En EspaŅol

Q. Who is Mr. Smarty Plants?

A: There are those who suspect Wildflower Center volunteers are the culpable and capable culprits. Yet, others think staff members play some, albeit small, role. You can torture us with your plant questions, but we will never reveal the Green Guru's secret identity.

Help us grow by giving to the Plant Database Fund or by becoming a member

Did you know you can access the Native Plant Information Network with your web-enabled smartphone?

Share

Ask Mr. Smarty Plants

Ask Mr. Smarty Plants is a free service provided by the staff and volunteers at the Lady Bird Johnson Wildflower Center.

Search Smarty Plants
    
 
See a list of all Smarty Plants questions
Can't find the answer in our existing FAQs, submit a question to Mr. Smarty Plants.
Need help with plant identification, visit the plant identification page.
 
rate this answer
Not Yet Rated

Friday - September 05, 2008

From: Plano, TX
Region: Southwest
Topic: Trees
Title: Bur oak defoliation
Answered by: Joe Marcus

QUESTION:

I have a bur oak that was planted in 1993. In 2000, I had mortared stone edging (approx 5 inches deep) installed around the trunk from 4 to 6 feet away. In the last 3 years, the tree seems to be declining (early defoliation, almost dead leaves on one side at the top, khaki-colored foliage in July). I am willing to remove the edging if it will help. My questions are these: 1) Do you think the edging is the problem? 2)If it is removed, will the tree roots grow out or have I created a bowl where the roots will continue to grow circularly?

ANSWER:

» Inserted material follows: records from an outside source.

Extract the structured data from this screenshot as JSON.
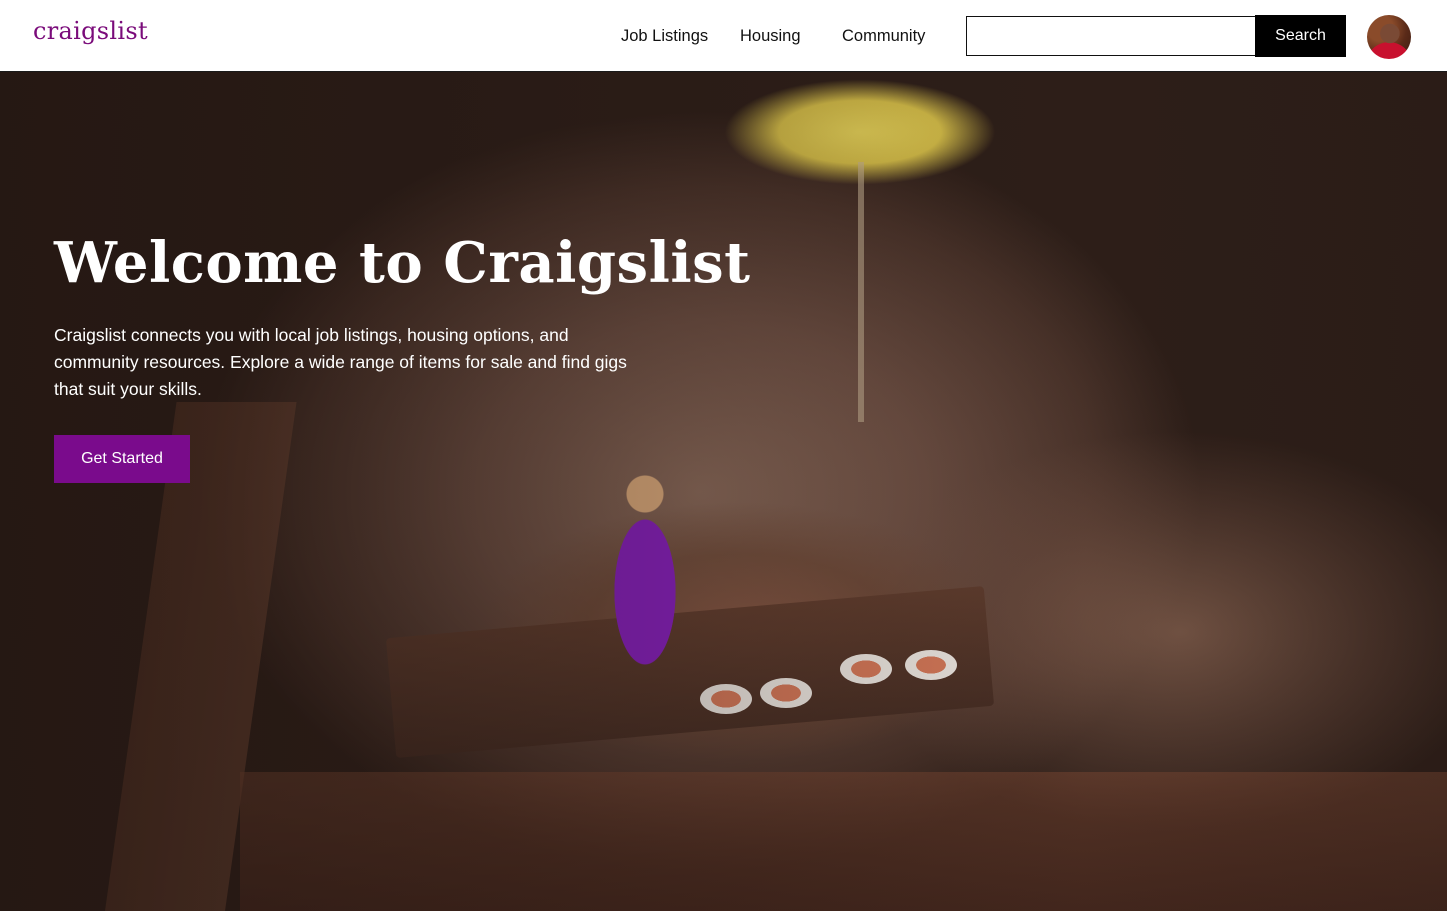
{
  "header": {
    "logo": "craigslist",
    "nav": [
      "Job Listings",
      "Housing",
      "Community"
    ],
    "search": {
      "value": "",
      "placeholder": "",
      "button_label": "Search"
    },
    "avatar": "user-avatar"
  },
  "hero": {
    "title": "Welcome to Craigslist",
    "description": "Craigslist connects you with local job listings, housing options, and community resources. Explore a wide range of items for sale and find gigs that suit your skills.",
    "cta_label": "Get Started",
    "background": "photo-miniature-figures-dining"
  },
  "colors": {
    "brand": "#7a0b7a",
    "cta": "#7a0b8c",
    "search_button": "#000000"
  }
}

The mortared edging you installed eight years has almost certainly had no part in creating on the condtion you've described.  However, we are not sure just what is causing the problem.  Well-established bur oaks rarely suffer from diseases, those they are notably susceptible to cotton root rot (Phymatotrichum omnivorum) and Strumella canker (Strumella corymeoidea).  Cotton root rot is a particulary common problem in your area in North Texas.  The most common and troublesome oak disease in Texas, Oak Wilt, does not often affect bur oaks, though it can and does occasionally.  Finally, various insects and mites can attack bur oak foliage, disfiguring and even killing the affected leaves.

Environmental changes in the root zone can cause tree defoliation and decline.  If you have made any major changes to the soil within the root zone of the tree - especially changes in watering, herbicide applications, any trenching, or any changes in soil depth in the last couple of years, those changes could be the cause. 

It would be best to have a certified arborist examine your tree to help you determine just what is causing the symptoms you're seeing. 

 

More Trees Questions

Flying insects eating leaves of non-native Brugmansia in Aline CA
October 17, 2013 - I have an Angel Trumpet tree. We live in Aline, California 30 miles east of San Diego. Little yellow and black flying bugs eat the leaves. Do you have a remedy for this problem.
view the full question and answer

Propagation of redbuds from shoots in St. Louis MO
July 17, 2009 - I have a beautiful, healthy old redbud tree that I love. Every year, I find baby redbud trees rooted all over my yard, Since they are deep, I can't seem to dig them out so I simply cut them down to...
view the full question and answer

Nut tree for Florida
October 09, 2008 - Hi! I would like to plant a nut tree in Orlando, FL. What would you recommend?
view the full question and answer

Evergreen sumacs for privacy along fence
August 02, 2014 - I would like to plant enough Evergreen Sumacs along our fence for privacy for the length of our backyard which is 60 ft. Fifteen feet on the left and right ends are shaded with the right side being d...
view the full question and answer

Adjustments to soil level change around tree from Austin
May 29, 2014 - I am moving in to a new construction home in south Austin, builder has leveled the ground and sodded the front yard, I have a post oak in the front and because of the changes to the landscape the tree...
view the full question and answer

Smarty Plants's Facebook profile Support the Wildflower Center by Donating Online or Becoming a Member today.

Mr. Smarty Plants wants you to be his Facebook friend. Click the Facebook icon to add yourself to Mr. Smarty Plants list of friends.
E-NEWSLETTER | BECOME A MEMBER | DONATE NOW | MEDIA | SITEMAP | STAFF
© 2015 Lady Bird Johnson Wildflower Center